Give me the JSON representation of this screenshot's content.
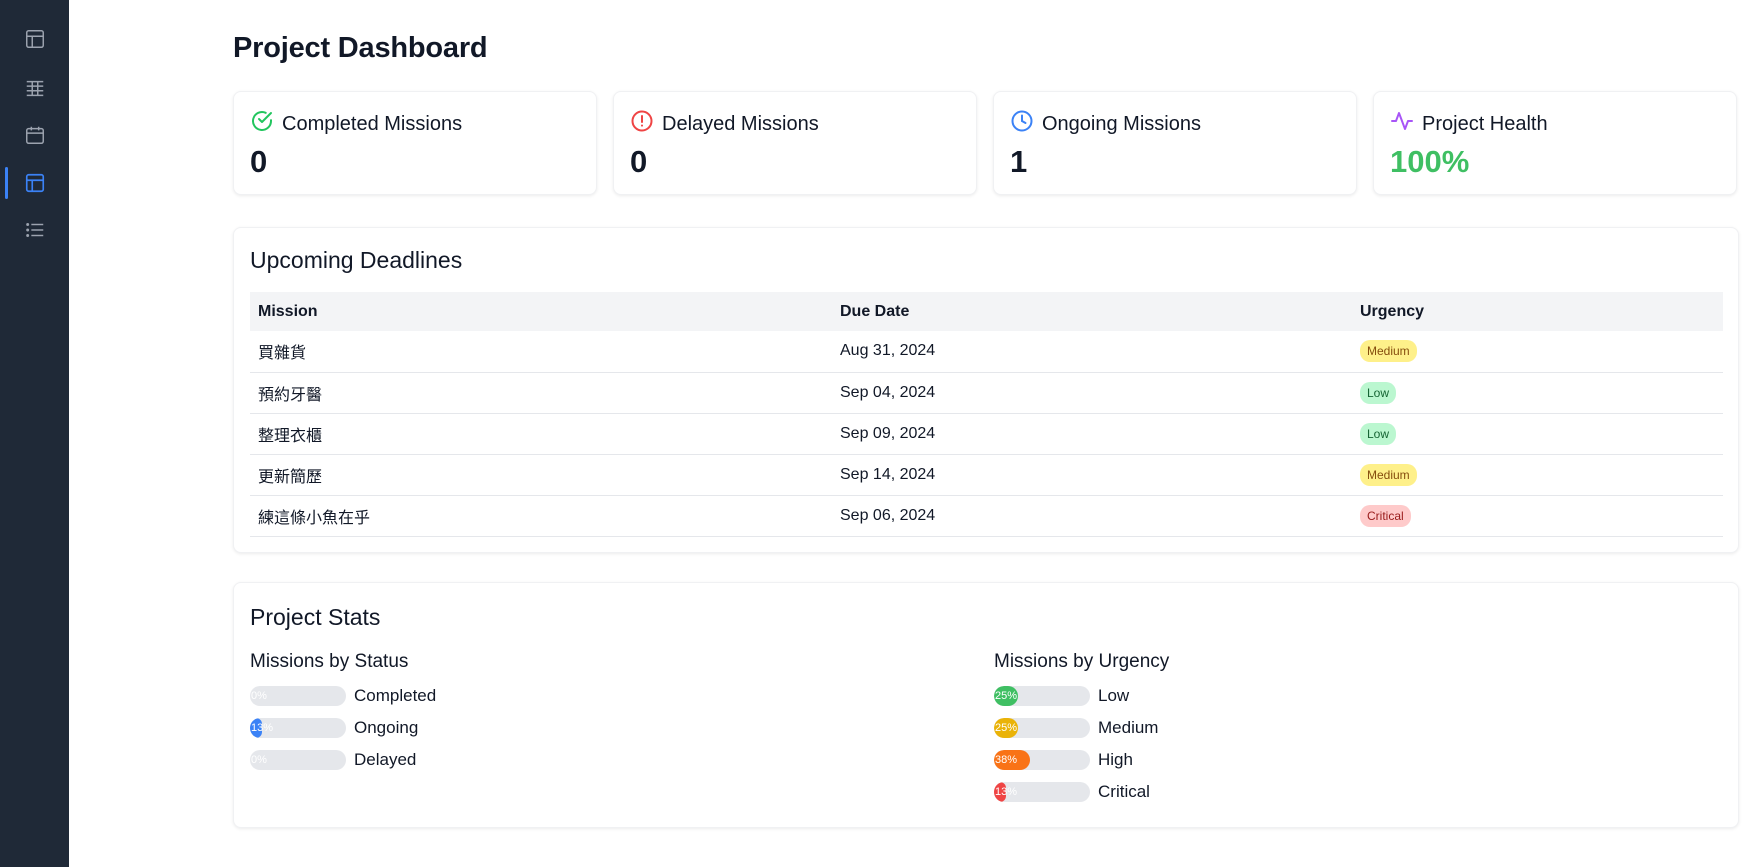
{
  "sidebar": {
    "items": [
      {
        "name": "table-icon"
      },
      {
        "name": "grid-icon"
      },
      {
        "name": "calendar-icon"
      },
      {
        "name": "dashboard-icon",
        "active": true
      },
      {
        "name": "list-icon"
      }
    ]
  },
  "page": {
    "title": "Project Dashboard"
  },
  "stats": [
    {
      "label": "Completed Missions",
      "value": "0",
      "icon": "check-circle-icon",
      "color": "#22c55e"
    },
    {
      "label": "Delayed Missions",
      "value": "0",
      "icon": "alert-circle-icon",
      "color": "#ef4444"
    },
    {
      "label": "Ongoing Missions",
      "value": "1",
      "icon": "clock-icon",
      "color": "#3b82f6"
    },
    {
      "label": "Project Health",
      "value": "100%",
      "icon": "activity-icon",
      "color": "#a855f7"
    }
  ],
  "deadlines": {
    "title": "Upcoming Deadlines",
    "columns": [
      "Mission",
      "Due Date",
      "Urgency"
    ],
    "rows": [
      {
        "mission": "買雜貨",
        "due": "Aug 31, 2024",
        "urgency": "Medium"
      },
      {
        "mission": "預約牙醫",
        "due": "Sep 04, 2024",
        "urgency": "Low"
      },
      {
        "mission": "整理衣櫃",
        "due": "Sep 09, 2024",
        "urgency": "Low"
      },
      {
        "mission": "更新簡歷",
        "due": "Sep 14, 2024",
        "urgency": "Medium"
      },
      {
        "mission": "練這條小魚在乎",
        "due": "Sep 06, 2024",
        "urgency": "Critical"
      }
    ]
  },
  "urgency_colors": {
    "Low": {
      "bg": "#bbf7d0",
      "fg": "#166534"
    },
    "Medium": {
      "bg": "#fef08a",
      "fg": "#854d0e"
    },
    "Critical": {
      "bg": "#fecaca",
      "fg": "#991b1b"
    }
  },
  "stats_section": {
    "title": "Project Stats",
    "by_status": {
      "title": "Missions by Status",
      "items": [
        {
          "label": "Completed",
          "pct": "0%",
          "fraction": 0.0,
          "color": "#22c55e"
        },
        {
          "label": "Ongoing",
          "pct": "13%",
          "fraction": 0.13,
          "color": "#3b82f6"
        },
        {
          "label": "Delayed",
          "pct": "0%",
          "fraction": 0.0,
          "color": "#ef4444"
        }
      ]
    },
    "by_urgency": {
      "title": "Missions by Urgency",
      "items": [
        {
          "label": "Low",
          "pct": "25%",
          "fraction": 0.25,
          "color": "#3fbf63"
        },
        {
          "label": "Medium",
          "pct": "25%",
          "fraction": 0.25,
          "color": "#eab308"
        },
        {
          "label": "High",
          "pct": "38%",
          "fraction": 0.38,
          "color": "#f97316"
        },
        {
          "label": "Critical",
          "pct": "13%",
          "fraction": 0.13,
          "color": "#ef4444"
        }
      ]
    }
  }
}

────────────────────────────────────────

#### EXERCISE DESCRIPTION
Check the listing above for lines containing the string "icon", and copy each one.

#### SOLUTION TO THIS PROBLEM
        "name": "table-icon"
        "name": "grid-icon"
        "name": "calendar-icon"
        "name": "dashboard-icon",
        "name": "list-icon"
      "icon": "check-circle-icon",
      "icon": "alert-circle-icon",
      "icon": "clock-icon",
      "icon": "activity-icon",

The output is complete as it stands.